|International Classification||A61M5/00, A61L2/16, A61L29/16|
|Cooperative Classification||A61L29/16, A61L2/16, A61L2300/404, A61L2300/106|
|European Classification||A61L2/16, A61L29/16|
|May 14, 2003||AS||Assignment|
Owner name: SCIMED LIFE SYSTEMS, INC., MINNESOTA
Free format text: ASSIGNMENT OF ASSIGNORS INTEREST;ASSIGNOR:TAN, SHARON MI LYN;REEL/FRAME:014080/0591
Effective date: 20030429
Owner name: SCIMED LIFE SYSTEMS, INC., MINNESOTA

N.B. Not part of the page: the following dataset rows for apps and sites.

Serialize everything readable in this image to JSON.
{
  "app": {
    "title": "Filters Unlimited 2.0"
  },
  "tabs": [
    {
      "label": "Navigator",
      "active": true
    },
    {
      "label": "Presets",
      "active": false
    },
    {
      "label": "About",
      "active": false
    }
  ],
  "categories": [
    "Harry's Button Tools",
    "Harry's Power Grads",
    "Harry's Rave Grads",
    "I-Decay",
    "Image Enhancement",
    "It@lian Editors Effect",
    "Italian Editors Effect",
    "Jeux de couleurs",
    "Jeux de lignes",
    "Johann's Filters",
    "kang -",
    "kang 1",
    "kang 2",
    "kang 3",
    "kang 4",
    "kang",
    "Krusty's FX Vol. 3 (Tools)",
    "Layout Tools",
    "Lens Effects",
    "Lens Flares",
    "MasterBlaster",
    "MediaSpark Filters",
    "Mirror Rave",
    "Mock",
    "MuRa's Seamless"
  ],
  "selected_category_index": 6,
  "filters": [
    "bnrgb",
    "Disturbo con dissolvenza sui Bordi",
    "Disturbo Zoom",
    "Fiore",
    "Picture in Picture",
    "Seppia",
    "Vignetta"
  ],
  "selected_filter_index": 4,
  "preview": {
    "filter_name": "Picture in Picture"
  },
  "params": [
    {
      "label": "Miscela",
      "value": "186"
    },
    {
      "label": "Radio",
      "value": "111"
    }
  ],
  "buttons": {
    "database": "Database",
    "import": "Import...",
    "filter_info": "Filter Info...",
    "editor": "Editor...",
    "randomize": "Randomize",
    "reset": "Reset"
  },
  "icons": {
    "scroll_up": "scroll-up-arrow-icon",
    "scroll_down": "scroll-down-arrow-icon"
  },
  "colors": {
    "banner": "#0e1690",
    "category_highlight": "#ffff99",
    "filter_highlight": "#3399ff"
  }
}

Free format text: ASSIGNMENT OF ASSIGNORS INTEREST;ASSIGNOR:TAN, SHARON MI LYN;REEL/FRAME:014667/0928
Effective date: 20030429
|Nov 6, 2006||AS||Assignment|
Owner name: BOSTON SCIENTIFIC SCIMED, INC.,MINNESOTA
Free format text: CHANGE OF NAME;ASSIGNOR:SCIMED LIFE SYSTEMS, INC.;REEL/FRAME:018505/0868
Effective date: 20050101
|Dec 18, 2007||CC||Certificate of correction|
|Aug 24, 2010||FPAY||Fee payment|
Year of fee payment: 4
|Aug 27, 2014||FPAY||Fee payment|
Year of fee payment: 8